When I try to think of 2 million tanks in terms of a single advancing army the impossible numbers become slightly more grounded, but not much. A tightly-packed square mile of tanks numbers about, say, 90,000. That means that you could have a 22-mile long mobile front of tanks that was also one mile deep. Ouch.
Planes didn't do the trick of conveying massiveness, either, though the illustration was a little more evocative of fantastic air power, though Klug doesn't say how many planes the money would buy. The author does state that such an air power could destroy "every dwelling and planting field" in Germany. (My guess is there could be 4-6 million aircraft purchased with $18bn.)
Perhaps what seems what would be the most accessible of the visualizations comes with the navy, which would receive 360,000 "sub chasers" for the $18bn, a force which (Klug says) would be capable of covering every square foot of ocean from North America to Europe and beyond--except that the numbers don't work out.
The North Atlantic is a big place, something on the order of 41 million square miles, which means that each of the sub chaser would have to cover 118 square miles to cover the ocean, which I think is impossible to do in pre-SONAR days of sub detection, when basically there was optical observation looking for a pipe sticking up out of the water. I don't know what the observational power is of a ship looking for a periscope in the ocean, but I know it can't be the size of D.C. or anywhere near that. How many ships would it take for this job would be an interesting tea-time question for someone who knows this stuff--but for me, it seems that Klug's visualization on the naval aspect of $18bn is wrong. On the other hand that doesn't matter at all if you're doing a little propaganda write-up, like this one.

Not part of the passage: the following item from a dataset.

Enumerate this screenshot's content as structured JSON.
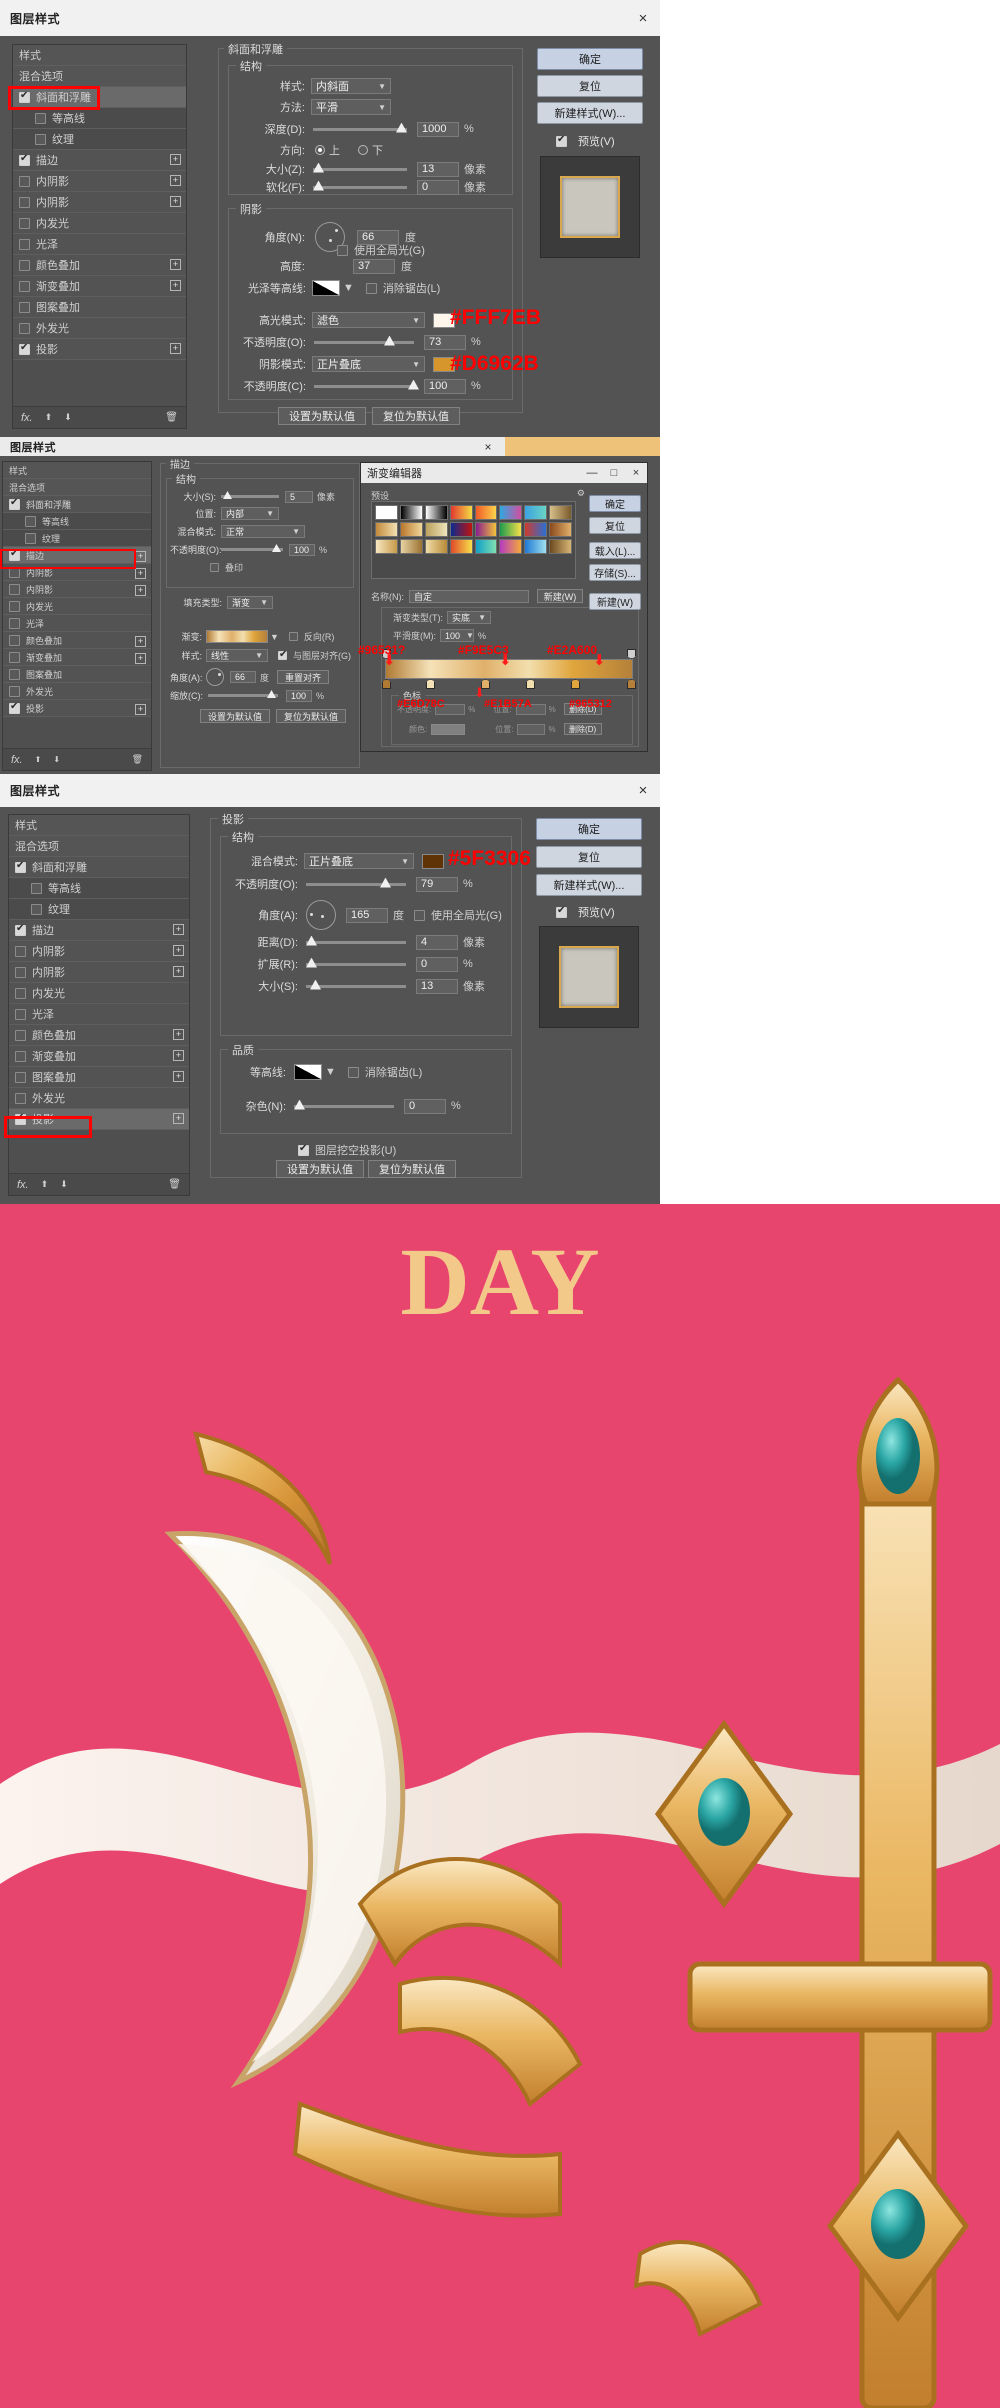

In any event that isn't the way war expenses are handled, though it is a nice exercise in thinking about big numbers.